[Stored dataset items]
○ ○ ○

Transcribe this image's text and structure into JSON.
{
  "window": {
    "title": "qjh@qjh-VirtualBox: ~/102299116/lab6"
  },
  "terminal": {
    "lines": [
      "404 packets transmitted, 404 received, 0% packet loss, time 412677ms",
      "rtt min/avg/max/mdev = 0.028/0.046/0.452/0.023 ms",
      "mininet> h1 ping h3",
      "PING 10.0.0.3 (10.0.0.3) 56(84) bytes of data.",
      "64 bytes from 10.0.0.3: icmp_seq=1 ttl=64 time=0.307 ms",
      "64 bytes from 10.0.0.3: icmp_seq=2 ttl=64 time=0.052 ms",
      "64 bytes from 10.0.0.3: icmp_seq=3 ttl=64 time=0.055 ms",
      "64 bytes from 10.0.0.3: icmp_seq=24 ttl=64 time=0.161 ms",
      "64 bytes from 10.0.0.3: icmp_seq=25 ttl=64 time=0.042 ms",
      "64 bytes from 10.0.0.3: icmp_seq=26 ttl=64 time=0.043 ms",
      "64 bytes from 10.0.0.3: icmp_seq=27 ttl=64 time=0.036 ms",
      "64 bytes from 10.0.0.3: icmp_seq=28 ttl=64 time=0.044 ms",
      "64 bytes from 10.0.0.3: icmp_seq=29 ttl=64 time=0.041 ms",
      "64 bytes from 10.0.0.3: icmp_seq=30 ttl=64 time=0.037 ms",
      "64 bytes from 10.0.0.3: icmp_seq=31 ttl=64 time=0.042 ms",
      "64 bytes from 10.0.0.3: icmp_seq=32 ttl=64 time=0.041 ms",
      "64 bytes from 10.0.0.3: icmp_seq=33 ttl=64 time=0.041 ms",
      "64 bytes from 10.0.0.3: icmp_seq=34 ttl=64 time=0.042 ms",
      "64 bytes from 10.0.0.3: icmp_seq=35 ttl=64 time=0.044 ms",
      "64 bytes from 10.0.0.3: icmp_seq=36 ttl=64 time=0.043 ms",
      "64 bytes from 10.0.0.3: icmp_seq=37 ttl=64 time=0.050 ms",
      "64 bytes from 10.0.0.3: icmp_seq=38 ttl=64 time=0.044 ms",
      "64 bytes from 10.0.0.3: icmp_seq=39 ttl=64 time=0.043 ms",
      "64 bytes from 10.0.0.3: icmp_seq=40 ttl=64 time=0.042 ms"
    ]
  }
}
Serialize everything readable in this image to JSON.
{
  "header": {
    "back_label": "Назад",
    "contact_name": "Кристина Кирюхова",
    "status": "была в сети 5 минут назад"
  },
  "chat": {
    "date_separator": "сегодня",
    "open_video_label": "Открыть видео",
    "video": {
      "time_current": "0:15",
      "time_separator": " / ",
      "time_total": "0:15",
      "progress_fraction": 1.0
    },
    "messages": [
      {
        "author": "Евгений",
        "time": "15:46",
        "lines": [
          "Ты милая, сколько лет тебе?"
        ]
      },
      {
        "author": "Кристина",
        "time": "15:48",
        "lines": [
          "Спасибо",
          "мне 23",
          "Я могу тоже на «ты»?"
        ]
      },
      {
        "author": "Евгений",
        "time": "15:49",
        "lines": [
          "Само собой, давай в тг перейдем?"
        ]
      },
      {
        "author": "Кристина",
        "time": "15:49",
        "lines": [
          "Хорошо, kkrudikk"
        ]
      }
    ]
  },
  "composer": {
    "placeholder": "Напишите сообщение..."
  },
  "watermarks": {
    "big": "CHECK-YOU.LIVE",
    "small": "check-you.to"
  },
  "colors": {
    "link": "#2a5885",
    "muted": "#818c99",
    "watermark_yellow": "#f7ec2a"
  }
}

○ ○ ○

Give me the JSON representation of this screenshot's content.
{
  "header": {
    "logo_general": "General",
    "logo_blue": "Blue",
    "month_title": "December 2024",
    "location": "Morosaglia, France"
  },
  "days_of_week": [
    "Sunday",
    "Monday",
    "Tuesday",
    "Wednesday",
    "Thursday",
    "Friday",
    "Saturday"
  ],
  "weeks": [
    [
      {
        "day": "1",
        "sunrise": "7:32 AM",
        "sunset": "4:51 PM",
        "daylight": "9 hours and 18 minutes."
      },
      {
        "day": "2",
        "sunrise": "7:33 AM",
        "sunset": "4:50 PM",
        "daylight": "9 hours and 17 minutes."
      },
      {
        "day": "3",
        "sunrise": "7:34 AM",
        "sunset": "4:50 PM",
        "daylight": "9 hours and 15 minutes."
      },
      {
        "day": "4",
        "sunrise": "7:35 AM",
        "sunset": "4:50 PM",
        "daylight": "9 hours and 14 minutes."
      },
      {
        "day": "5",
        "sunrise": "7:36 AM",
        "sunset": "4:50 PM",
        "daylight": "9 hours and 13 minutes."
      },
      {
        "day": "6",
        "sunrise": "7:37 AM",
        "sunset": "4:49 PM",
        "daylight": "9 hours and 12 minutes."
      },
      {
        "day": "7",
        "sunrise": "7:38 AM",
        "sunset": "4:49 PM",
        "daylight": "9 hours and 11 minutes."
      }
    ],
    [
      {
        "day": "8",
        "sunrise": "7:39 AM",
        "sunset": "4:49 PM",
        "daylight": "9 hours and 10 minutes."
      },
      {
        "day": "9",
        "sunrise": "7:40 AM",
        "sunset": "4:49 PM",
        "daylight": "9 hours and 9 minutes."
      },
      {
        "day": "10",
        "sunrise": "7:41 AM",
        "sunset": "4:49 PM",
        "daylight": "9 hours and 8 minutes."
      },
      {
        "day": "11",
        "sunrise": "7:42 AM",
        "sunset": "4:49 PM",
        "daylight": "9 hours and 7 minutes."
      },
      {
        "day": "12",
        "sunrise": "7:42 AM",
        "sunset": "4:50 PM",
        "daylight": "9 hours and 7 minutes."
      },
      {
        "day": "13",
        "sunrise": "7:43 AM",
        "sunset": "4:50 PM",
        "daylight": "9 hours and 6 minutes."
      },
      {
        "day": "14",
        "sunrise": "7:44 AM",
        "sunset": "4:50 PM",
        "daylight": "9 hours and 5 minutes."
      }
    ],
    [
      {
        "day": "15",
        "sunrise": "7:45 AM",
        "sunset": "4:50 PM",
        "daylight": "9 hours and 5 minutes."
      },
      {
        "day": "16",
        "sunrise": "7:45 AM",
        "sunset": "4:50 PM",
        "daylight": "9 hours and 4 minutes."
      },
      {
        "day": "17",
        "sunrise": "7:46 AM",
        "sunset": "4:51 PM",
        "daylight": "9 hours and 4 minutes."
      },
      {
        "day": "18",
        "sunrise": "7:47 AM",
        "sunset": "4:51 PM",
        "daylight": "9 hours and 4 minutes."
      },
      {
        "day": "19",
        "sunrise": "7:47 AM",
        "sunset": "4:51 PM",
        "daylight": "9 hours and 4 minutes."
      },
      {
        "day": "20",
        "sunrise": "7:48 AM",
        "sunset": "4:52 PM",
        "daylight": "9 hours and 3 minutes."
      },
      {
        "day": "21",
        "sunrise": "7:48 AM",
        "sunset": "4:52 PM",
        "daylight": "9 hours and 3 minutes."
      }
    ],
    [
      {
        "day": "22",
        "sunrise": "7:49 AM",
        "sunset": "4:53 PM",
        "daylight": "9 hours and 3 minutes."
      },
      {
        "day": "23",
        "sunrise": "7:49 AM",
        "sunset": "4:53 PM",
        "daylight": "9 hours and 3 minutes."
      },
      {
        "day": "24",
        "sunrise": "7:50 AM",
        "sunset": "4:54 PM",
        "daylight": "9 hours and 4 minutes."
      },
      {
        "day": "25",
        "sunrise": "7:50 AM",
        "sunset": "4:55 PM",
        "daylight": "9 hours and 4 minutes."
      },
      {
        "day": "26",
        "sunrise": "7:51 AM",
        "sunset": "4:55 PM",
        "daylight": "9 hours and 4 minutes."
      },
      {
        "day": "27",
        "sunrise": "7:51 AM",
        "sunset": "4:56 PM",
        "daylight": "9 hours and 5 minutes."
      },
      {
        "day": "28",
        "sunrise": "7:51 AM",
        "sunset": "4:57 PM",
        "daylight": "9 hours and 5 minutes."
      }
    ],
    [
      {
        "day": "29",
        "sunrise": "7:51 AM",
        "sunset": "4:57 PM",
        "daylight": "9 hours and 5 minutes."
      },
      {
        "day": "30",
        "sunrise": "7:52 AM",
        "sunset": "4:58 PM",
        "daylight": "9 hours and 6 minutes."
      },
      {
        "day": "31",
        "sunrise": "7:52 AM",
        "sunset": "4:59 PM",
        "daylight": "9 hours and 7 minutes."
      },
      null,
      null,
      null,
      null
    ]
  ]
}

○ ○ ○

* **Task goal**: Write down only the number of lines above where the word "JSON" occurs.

* **Exercise answer**: 3